I’ve been wanting my own veggie garden for ages now, but the business of life always gets in the way and the project was permanently put on the back burner. But last week I decided to procrastinate no more and take action!
Pandora Downs offer to plant out Heirloom Organic Vegetable Gardens for customers on the Gold Coast and I booked it at their stall at Gold Coast Organic Farmers Market last Sunday.
Check out their website at
Why Heirloom Seeds are important
It’s vital when planting an organic veggie garden that you use quality seeds. When you buy from the big gardening centres, the seeds are usually genetically modified and impregnated with growth hormones. Heirloom seeds are the original plants which farmers have been using for hundreds of years to grow vegetables, fruit, nuts, seeds and grains.
There used to be a much bigger variety of seeds available as local farmers experimented with cross breeding different plants to try and create stronger lines of plant with hardy characteristics. This process was going on when the scientist Mendelson experimented with growing peas.
Mendelson is considered the father of genetics when he noticed that when you mixed green peas and yellow peas, their offspring were always yellow. He coined the terms dominant gene and recessive to describe when one gene always dominates over another to produce a trait. For example brown eyes are dominant over blue eyes and so on. But I digress…

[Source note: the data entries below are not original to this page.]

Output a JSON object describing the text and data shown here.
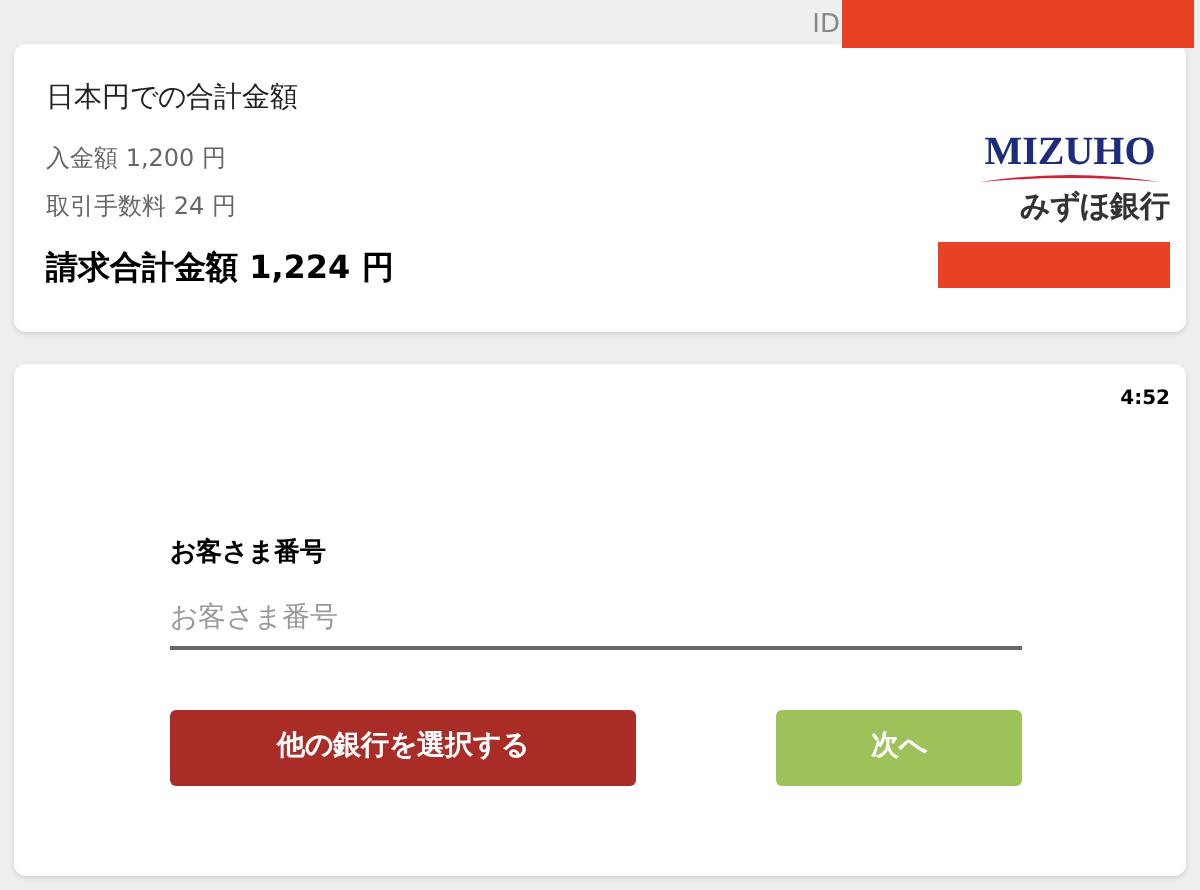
{
  "header": {
    "id_label": "ID"
  },
  "summary": {
    "title": "日本円での合計金額",
    "lines": [
      "入金額 1,200 円",
      "取引手数料 24 円"
    ],
    "total": "請求合計金額 1,224 円",
    "bank_logo": {
      "wordmark": "MIZUHO",
      "name": "みずほ銀行"
    }
  },
  "form": {
    "timer": "4:52",
    "label": "お客さま番号",
    "placeholder": "お客さま番号",
    "buttons": [
      {
        "label": "他の銀行を選択する",
        "kind": "secondary"
      },
      {
        "label": "次へ",
        "kind": "primary"
      }
    ]
  }
}
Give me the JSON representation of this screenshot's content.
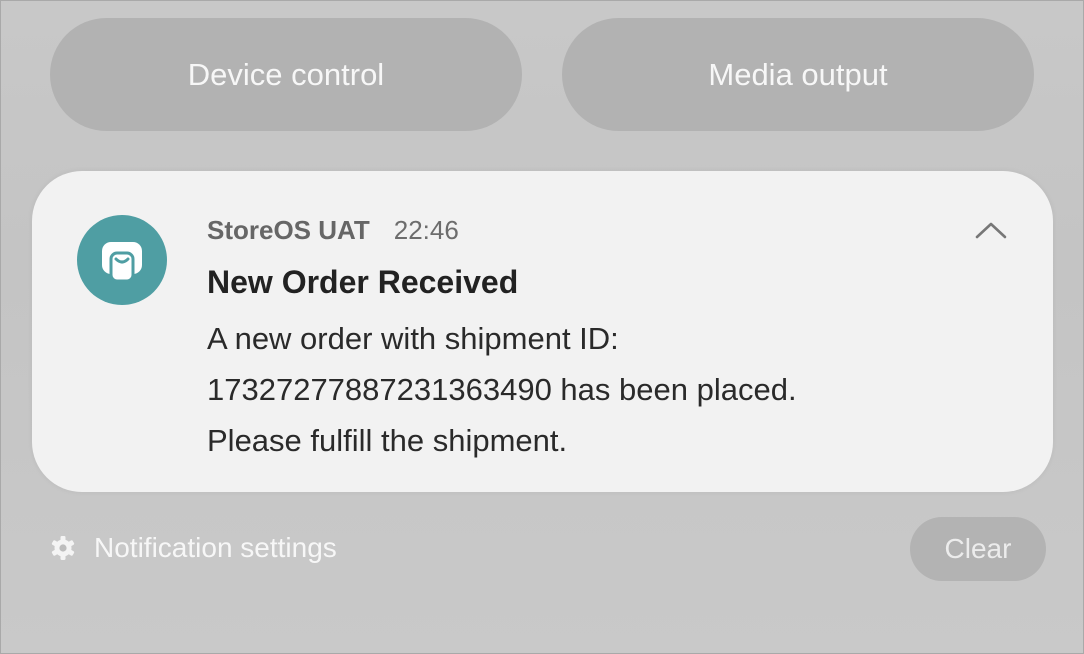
{
  "quick_buttons": {
    "device_control": "Device control",
    "media_output": "Media output"
  },
  "notification": {
    "app_icon": "storeos-app-icon",
    "app_name": "StoreOS UAT",
    "time": "22:46",
    "title": "New Order Received",
    "body_lines": [
      "A new order with shipment ID:",
      "17327277887231363490 has been placed.",
      "Please fulfill the shipment."
    ],
    "collapse_icon": "chevron-up-icon"
  },
  "footer": {
    "settings_icon": "gear-icon",
    "settings_label": "Notification settings",
    "clear_label": "Clear"
  },
  "colors": {
    "background": "#c6c6c6",
    "pill": "#b2b2b2",
    "card": "#f2f2f2",
    "app_icon_bg": "#4f9ea3"
  }
}
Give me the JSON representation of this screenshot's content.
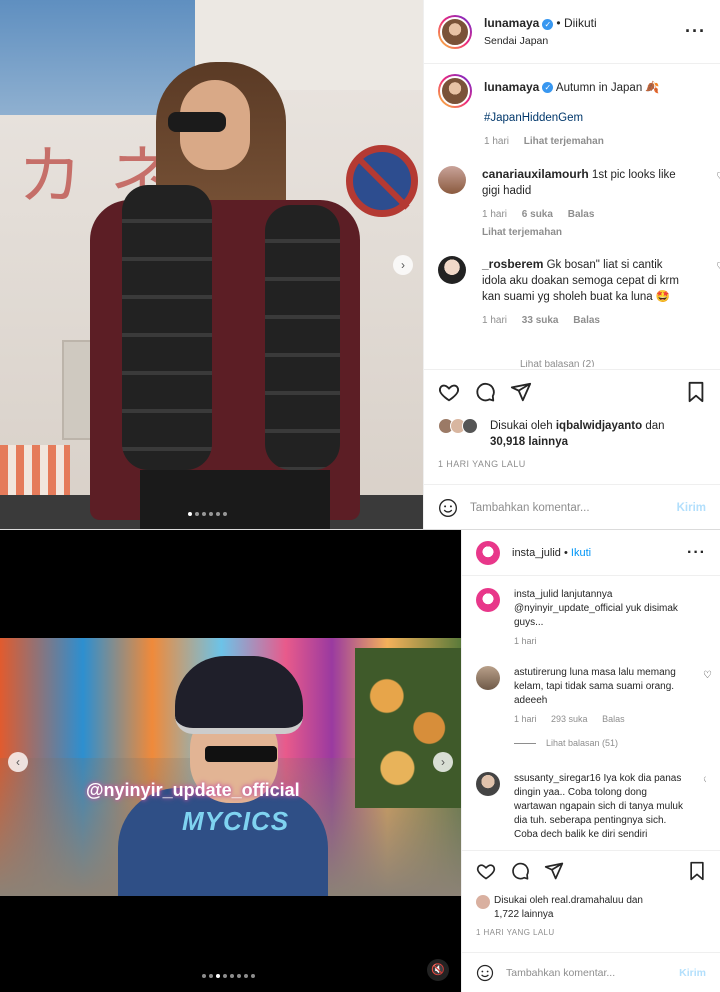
{
  "post1": {
    "username": "lunamaya",
    "follow_state": "Diikuti",
    "location": "Sendai Japan",
    "caption": {
      "username": "lunamaya",
      "text": "Autumn in Japan 🍂",
      "hashtag": "#JapanHiddenGem",
      "time": "1 hari",
      "translate": "Lihat terjemahan"
    },
    "image_sign_text": "カネ",
    "comments": [
      {
        "username": "canariauxilamourh",
        "text": "1st pic looks like gigi hadid",
        "time": "1 hari",
        "likes": "6 suka",
        "reply": "Balas",
        "translate": "Lihat terjemahan"
      },
      {
        "username": "_rosberem",
        "text": "Gk bosan\" liat si cantik idola aku doakan semoga cepat di krm kan suami yg sholeh buat ka luna 🤩",
        "time": "1 hari",
        "likes": "33 suka",
        "reply": "Balas"
      }
    ],
    "cut_text": "Lihat balasan (2)",
    "likes_prefix": "Disukai oleh",
    "likes_user": "iqbalwidjayanto",
    "likes_and": "dan",
    "likes_count": "30,918 lainnya",
    "timestamp": "1 HARI YANG LALU",
    "add_comment_placeholder": "Tambahkan komentar...",
    "post_label": "Kirim",
    "carousel_total": 6,
    "carousel_active": 1
  },
  "post2": {
    "username": "insta_julid",
    "follow_label": "Ikuti",
    "caption": {
      "username": "insta_julid",
      "text": "lanjutannya @nyinyir_update_official yuk disimak guys...",
      "time": "1 hari"
    },
    "watermark": "@nyinyir_update_official",
    "logo_text": "MYCICS",
    "comments": [
      {
        "username": "astutirerung",
        "text": "luna masa lalu memang kelam, tapi tidak sama suami orang. adeeeh",
        "time": "1 hari",
        "likes": "293 suka",
        "reply": "Balas",
        "view_replies": "Lihat balasan (51)"
      },
      {
        "username": "ssusanty_siregar16",
        "text": "Iya kok dia panas dingin yaa.. Coba tolong dong wartawan ngapain sich di tanya muluk dia tuh. seberapa pentingnya sich. Coba dech balik ke diri sendiri"
      }
    ],
    "likes_prefix": "Disukai oleh",
    "likes_user": "real.dramahaluu",
    "likes_and": "dan",
    "likes_count": "1,722 lainnya",
    "timestamp": "1 HARI YANG LALU",
    "add_comment_placeholder": "Tambahkan komentar...",
    "post_label": "Kirim",
    "carousel_total": 8,
    "carousel_active": 3
  },
  "colors": {
    "link_blue": "#00376b",
    "follow_blue": "#0095f6",
    "verified_blue": "#3897f0",
    "muted": "#8e8e8e"
  }
}
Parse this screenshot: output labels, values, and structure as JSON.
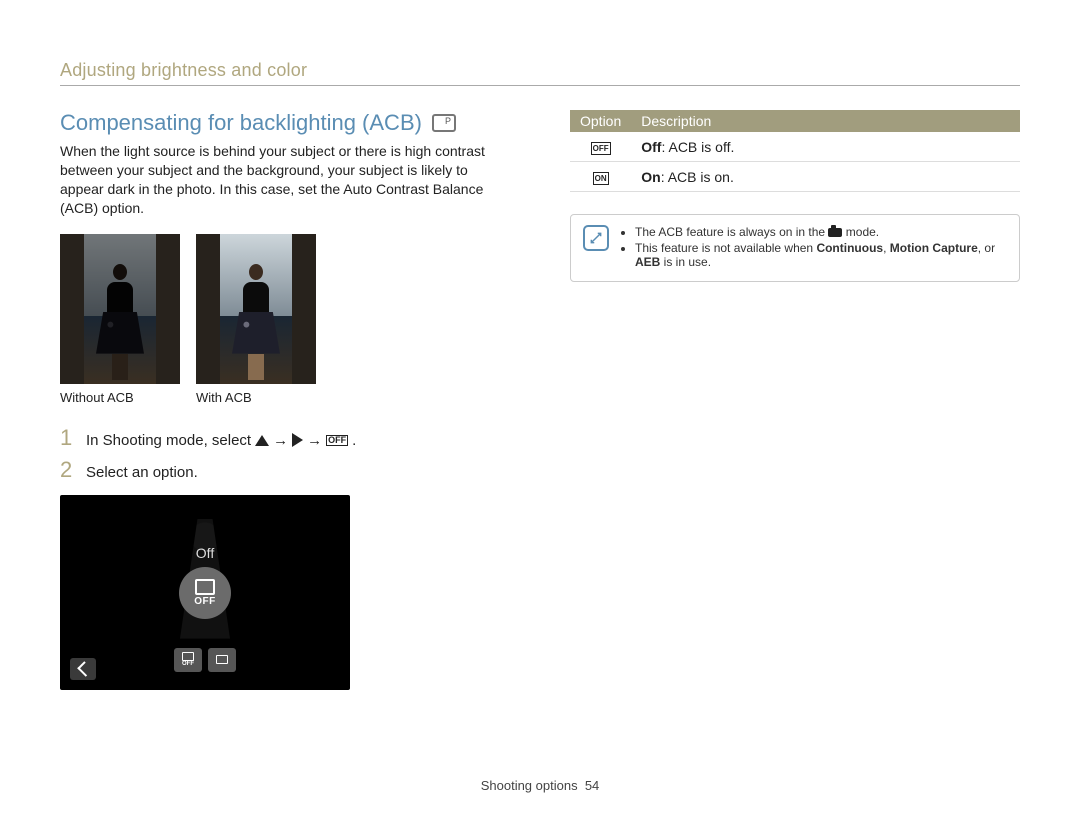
{
  "breadcrumb": "Adjusting brightness and color",
  "section_title": "Compensating for backlighting (ACB)",
  "intro": "When the light source is behind your subject or there is high contrast between your subject and the background, your subject is likely to appear dark in the photo. In this case, set the Auto Contrast Balance (ACB) option.",
  "photos": {
    "without_caption": "Without ACB",
    "with_caption": "With ACB"
  },
  "steps": {
    "s1_num": "1",
    "s1_prefix": "In Shooting mode, select ",
    "arrow": "→",
    "period": ".",
    "s2_num": "2",
    "s2_text": "Select an option."
  },
  "screen": {
    "off_label": "Off",
    "big_off": "OFF",
    "small_off": "OFF",
    "small_on": "ON"
  },
  "table": {
    "h_option": "Option",
    "h_desc": "Description",
    "row1_bold": "Off",
    "row1_rest": ": ACB is off.",
    "row2_bold": "On",
    "row2_rest": ": ACB is on."
  },
  "notes": {
    "n1_prefix": "The ACB feature is always on in the ",
    "n1_suffix": " mode.",
    "n2_prefix": "This feature is not available when ",
    "n2_b1": "Continuous",
    "n2_s1": ", ",
    "n2_b2": "Motion Capture",
    "n2_s2": ", or ",
    "n2_b3": "AEB",
    "n2_suffix": " is in use."
  },
  "footer": {
    "label": "Shooting options",
    "page": "54"
  }
}
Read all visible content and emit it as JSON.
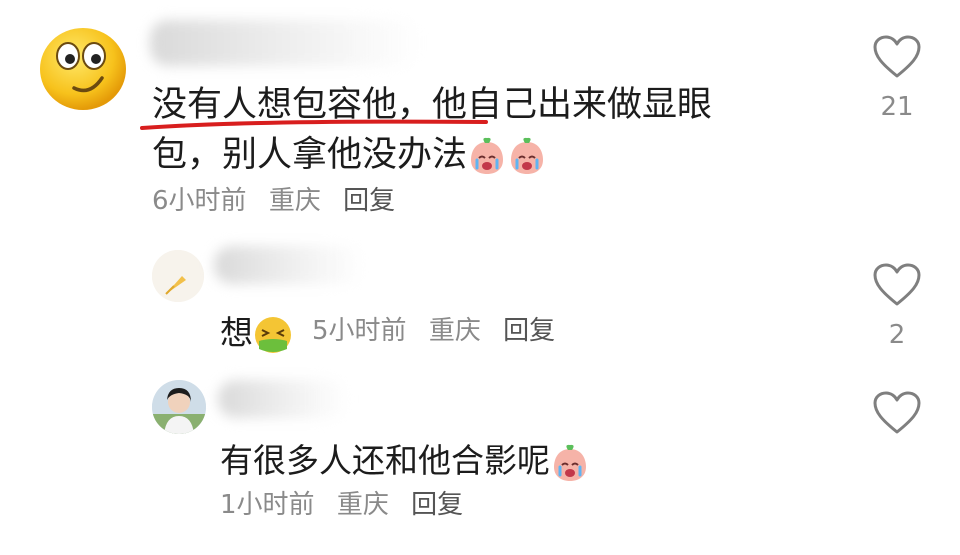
{
  "comments": {
    "main": {
      "text_line1": "没有人想包容他，他自己出来做显眼",
      "text_line2": "包，别人拿他没办法",
      "time": "6小时前",
      "location": "重庆",
      "reply_label": "回复",
      "like_count": "21",
      "avatar_icon": "smiling-face-emoji",
      "trailing_emoji": "crying-peach-emoji",
      "underline_color": "#d81e1e"
    },
    "replies": [
      {
        "text": "想",
        "emoji": "nauseated-face-emoji",
        "time": "5小时前",
        "location": "重庆",
        "reply_label": "回复",
        "like_count": "2"
      },
      {
        "text": "有很多人还和他合影呢",
        "emoji": "crying-peach-emoji",
        "time": "1小时前",
        "location": "重庆",
        "reply_label": "回复",
        "like_count": ""
      }
    ]
  },
  "colors": {
    "text": "#1c1c1c",
    "meta": "#8a8a8a",
    "icon": "#7f7f7f"
  }
}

To get back to planting veggies, various scientists and agriculturalists the world over are concerned that with genetic modification of many plants in our food chain, the old varieties will be lost forever.
It’s important that we have a choice
With many laws now controlling the sale of seeds and the patenting of seed strains, our heirloom varieties are in danger of being lost. Hence the Henry Doubleday Research Association (or Garden Organic as it’s now known) whose aim is to keep heirloom seeds available to us through their Heirloom Seed Library. An heirloom seed is a seed that was around before 1945, i.e. when the science boffins first started playing around with seeds in the lab.
Anyway, I’m very excited about getting my organic veggie garden planted out and I’ll be keeping you posted about its progress as time goes by….